Finest Kind lands rare catch
LAHAINA — The Finest Kind weighed a rare catch in Hawaiian waters: a 76.2-pound Pacific sailfish by Rob Leslie. He was fishing with Captains Dave Hudson and Chad Leonillo.
They were fishing the southeast edge of Molokai, in an area known as “Blue Roof,” looking for ono.
Chad was still setting up the pattern and only had two lures out as Dave made their first pass. They were only in ten fathoms of water (60 feet) when they raised a fish. It grabbed the short rigger lure and pulled off the 80-test line on a 200-yard run.
They thought they had a nice ono hooked.
Rob cranked it to the boat in about 15-20-minutes. As it neared the boat, it made a short run. Chad was watching for the leader as Rob retrieved the fish. It came up showing a bill, and everyone was surprised when the marlin unfurled its sail.
After the sail was boated, Chad checked the rest of the lures. He found chaffing on two other leaders, with possibly one other sail in the area.
A week earlier, a juvenile sailfish about ten inches long was netted while one of the charter boats was fishing for bait at night in the Olowalu area. A fish that small was probably a few months old and didn’t migrate here, so it was born in Hawaiian waters.
This sail was a female that was nine feet long from tip of bill to tail. It is the 12th largest for Lahaina Harbor since 1979. It is the largest since March 2005, when a 93.4-pound fish was weighed aboard the Kanoa with Capt. Tad Luckey. Since 1979, the Lahaina Harbor Sportfishing fleet has captured 76 sailfish, the average weight being 30-60 pounds.
The best year was in 1989 when eight sailfish were caught. There were six caught in both 1992 and 1994. Some years no sailfish are recorded, with one to three caught a year on average. So far this year, two sailfish have been caught. A 50.1-pound fish was captured aboard the Joyce’s Choice with Capt. Steve Elkins, and this one aboard the Finest Kind.
Rare to Hawaiian waters, the Indo-Pacific sailfish inhabits tropical and temperate waters near land masses, coral reefs and islands where warm currents are close inshore. Pelagic and migratory, sailfish usually travel alone or in groups. Schooling instinct is developed very strongly in the sailfish. They mainly school for food and spawning activity.
They are the peacock of the sea with glorious colors and a graceful winged shape.
Its outstanding feature is its long, high, membrane-like first dorsal fin colored slate or cobalt blue with a scattering of black spots. Other distinct features are a single and prominent lateral line along the median line of the flanks. Its sides often have pale lavender or bluish gray vertical bars or rows of spots. Most noticeable, the pelvic fins are very long with membrane (longer than any other billfish).

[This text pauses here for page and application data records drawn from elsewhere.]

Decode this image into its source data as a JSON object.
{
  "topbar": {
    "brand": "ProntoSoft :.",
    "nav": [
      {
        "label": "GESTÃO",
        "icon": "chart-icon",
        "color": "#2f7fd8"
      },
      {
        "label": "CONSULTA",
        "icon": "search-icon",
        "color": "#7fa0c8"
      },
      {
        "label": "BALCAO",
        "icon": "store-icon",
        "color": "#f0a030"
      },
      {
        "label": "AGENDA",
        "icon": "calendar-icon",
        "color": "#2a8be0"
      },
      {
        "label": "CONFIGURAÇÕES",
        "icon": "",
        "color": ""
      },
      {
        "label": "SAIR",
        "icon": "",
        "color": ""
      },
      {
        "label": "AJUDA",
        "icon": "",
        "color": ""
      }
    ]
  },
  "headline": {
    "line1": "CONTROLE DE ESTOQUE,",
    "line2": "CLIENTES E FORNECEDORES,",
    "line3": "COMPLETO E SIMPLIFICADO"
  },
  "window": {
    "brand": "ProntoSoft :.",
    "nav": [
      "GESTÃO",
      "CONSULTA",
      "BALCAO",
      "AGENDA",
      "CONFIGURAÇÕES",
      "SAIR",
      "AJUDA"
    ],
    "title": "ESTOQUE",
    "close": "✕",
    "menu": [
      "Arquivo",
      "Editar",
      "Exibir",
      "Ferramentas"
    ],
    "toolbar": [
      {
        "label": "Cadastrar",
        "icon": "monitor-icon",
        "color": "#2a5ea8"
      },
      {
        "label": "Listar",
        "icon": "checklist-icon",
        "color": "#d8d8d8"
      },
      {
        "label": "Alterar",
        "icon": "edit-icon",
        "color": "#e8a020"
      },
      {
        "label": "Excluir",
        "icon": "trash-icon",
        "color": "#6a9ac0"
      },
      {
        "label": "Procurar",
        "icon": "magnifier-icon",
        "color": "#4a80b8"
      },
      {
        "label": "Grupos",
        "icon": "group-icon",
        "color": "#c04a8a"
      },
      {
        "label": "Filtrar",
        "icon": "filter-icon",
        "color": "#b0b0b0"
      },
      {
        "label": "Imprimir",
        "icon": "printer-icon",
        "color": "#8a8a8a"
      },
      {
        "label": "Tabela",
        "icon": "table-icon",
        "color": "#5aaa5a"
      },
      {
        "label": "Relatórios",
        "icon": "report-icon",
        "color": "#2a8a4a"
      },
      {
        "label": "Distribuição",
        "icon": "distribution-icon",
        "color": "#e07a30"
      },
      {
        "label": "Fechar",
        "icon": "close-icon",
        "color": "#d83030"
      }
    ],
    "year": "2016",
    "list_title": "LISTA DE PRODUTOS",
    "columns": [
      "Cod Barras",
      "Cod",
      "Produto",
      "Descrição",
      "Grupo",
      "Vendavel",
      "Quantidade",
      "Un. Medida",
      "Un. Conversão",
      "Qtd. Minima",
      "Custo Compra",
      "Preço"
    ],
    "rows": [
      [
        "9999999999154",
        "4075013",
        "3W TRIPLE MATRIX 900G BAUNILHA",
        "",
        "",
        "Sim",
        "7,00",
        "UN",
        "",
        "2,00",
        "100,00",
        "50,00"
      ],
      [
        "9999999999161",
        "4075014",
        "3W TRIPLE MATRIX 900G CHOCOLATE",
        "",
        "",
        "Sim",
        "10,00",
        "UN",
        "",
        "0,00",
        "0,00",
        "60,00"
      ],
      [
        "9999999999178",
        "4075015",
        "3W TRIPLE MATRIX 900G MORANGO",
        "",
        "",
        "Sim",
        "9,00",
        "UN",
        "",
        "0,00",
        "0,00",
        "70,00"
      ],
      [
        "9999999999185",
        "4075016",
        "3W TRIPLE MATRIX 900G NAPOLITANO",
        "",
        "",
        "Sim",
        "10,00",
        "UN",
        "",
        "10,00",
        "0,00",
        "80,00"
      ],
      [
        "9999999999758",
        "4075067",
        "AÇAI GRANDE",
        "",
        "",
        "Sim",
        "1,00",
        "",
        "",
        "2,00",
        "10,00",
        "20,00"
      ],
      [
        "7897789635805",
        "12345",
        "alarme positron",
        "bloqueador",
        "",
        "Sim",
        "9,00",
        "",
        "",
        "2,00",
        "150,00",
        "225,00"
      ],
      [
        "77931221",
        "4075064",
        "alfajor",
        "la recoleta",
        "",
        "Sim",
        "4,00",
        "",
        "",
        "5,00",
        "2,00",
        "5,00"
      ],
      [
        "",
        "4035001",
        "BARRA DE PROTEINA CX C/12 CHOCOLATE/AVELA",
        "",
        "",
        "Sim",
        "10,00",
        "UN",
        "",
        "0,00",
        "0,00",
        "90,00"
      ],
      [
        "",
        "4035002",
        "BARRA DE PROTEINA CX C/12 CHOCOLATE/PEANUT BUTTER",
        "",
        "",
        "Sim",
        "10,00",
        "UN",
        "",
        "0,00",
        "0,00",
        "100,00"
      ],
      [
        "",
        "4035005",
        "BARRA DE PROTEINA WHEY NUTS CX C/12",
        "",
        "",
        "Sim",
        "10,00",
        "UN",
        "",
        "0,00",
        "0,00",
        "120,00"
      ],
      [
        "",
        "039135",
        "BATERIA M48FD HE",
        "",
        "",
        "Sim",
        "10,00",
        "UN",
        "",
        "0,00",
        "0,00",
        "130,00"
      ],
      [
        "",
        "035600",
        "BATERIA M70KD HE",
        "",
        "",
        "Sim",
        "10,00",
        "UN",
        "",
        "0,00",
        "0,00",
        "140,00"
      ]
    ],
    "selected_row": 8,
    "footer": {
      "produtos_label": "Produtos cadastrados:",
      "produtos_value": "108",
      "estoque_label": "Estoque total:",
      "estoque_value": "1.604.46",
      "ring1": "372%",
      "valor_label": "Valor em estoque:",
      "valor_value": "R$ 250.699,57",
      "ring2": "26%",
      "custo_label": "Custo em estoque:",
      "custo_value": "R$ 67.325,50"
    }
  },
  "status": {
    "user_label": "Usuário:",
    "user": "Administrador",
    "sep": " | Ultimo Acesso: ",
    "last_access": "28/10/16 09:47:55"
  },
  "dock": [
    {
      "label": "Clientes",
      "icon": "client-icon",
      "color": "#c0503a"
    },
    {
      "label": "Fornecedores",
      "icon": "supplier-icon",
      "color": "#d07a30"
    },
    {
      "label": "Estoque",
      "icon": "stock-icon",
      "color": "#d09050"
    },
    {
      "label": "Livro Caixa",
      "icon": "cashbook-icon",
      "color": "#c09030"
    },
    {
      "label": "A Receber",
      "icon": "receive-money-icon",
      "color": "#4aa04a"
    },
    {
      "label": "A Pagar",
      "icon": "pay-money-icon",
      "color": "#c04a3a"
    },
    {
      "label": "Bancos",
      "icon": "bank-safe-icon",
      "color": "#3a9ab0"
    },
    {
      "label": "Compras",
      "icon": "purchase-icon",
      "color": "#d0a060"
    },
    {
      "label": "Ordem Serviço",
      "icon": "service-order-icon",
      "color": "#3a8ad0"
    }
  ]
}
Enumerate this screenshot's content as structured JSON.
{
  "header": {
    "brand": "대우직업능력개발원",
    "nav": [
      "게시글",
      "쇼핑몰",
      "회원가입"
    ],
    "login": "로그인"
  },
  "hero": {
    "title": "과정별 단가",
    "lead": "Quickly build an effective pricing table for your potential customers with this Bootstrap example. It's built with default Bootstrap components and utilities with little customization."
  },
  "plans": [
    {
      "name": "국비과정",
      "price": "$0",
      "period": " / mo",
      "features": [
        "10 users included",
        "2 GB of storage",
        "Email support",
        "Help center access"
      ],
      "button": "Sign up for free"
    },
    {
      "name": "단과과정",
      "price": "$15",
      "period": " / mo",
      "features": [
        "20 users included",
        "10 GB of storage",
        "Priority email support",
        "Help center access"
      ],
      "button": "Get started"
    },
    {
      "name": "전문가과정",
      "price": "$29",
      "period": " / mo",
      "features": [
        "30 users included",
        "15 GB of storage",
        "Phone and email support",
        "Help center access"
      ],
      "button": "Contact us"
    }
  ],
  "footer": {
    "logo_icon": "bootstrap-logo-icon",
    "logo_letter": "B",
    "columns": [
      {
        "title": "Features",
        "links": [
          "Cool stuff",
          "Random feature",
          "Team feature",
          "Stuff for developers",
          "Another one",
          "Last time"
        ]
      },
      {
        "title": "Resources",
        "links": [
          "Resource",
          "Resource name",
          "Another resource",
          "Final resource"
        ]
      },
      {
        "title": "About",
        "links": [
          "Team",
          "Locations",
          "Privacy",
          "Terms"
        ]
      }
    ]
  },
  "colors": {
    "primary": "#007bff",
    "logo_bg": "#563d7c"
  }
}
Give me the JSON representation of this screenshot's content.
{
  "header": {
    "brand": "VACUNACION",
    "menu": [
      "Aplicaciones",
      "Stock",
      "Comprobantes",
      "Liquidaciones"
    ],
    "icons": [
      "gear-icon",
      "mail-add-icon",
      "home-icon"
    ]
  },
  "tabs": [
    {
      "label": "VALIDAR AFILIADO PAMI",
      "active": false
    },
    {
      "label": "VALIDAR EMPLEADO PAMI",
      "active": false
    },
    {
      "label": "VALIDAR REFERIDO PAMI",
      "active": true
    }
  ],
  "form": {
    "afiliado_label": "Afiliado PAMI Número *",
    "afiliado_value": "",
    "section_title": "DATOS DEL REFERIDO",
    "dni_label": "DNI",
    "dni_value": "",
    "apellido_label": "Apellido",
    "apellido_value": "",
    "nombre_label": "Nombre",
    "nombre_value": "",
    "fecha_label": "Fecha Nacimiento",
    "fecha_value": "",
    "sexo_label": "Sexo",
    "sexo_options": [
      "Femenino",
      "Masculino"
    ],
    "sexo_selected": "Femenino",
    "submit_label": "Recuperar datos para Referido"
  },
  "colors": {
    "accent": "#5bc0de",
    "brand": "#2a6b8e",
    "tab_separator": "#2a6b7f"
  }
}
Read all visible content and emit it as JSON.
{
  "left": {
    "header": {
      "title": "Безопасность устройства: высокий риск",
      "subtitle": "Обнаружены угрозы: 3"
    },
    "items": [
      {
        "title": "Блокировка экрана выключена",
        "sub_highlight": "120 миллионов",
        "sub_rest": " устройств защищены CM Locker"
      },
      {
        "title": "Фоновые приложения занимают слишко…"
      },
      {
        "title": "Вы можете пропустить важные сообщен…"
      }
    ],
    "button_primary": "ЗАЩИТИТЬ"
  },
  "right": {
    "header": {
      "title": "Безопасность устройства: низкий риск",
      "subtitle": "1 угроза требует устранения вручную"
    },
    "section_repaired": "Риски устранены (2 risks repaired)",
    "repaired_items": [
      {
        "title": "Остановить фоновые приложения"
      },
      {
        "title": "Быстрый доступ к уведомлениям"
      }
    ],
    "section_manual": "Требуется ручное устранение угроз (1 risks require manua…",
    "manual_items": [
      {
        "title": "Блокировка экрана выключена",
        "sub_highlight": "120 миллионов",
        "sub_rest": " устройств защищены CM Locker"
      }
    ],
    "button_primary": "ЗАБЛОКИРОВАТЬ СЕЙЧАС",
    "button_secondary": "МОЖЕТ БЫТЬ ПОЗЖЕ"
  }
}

So why does it have the sail, and what is its use?
Those who have been near these fish as they hunt and ball up their prey can see the answer. That apparently flimsy, supposed balance-destroying sail when upright turns the slender-bodied sailfish into a silhouette of a monster fish, increasing the visible body depth in combination with the long-rayed pelvic fins.
Sailfish appear to feed mostly in mid-water along the edges of reefs or current eddies. They eat squid, octopus, mackerels, tunas, needlefish, flying fish, mullet and other small fishes.
Sailfish are a blend of marine savagery and efficiency in the way they hunt, balling their bait schools. One will work the surface by jumping counterclockwise in a tight circle with sail and fins folded. This apparently random free jumping is part of an organized, ruthless, cooperative feeding pattern. This surface jumping helps ball up the bait fish into tight masses. Other sailfish in the school will circle below the surface at various levels, with dorsal fins and pelvic fins fully extended, to look as big as possible to assist in rounding up the bait. Then they gently take their prey from the outside of the column of bait in their circling.
Its fighting ability, spectacular aerial acrobatics and fast surface runs have established its reputation as a top sport fish, but it tires quickly and is considered a light tackle species. Sailfish have been clocked at over 68 mph — a speed unheard of in any other fish.
Indo-Pacific sailfish attain a much greater size than their Atlantic counterparts, with the females generally heavier and fatter than the males. Sailfish live an average of three to four years, with some living as long as seven to eight years. They grow quickly, between four to five feet in a single year, and do not usually grow more than ten feet.
The IGFA all-tackle world record for men is a 221-pound fish on 130-pound test line taken in 1947 from Ecuador. The women’s all-tackle record is a 199-pound fish on 80-pound test line taken in 1968 from Panama.
The Hawaii state record is a 119-pound fish taken in 1983 from Kona. The Lahaina Harbor record is a 113-pound fish taken in 1979 aboard the Sport Diver with Capt. Tad Luckey. A 100-pound fish was taken in 1986 aboard the Finest Kind with Capt. Dave Hudson.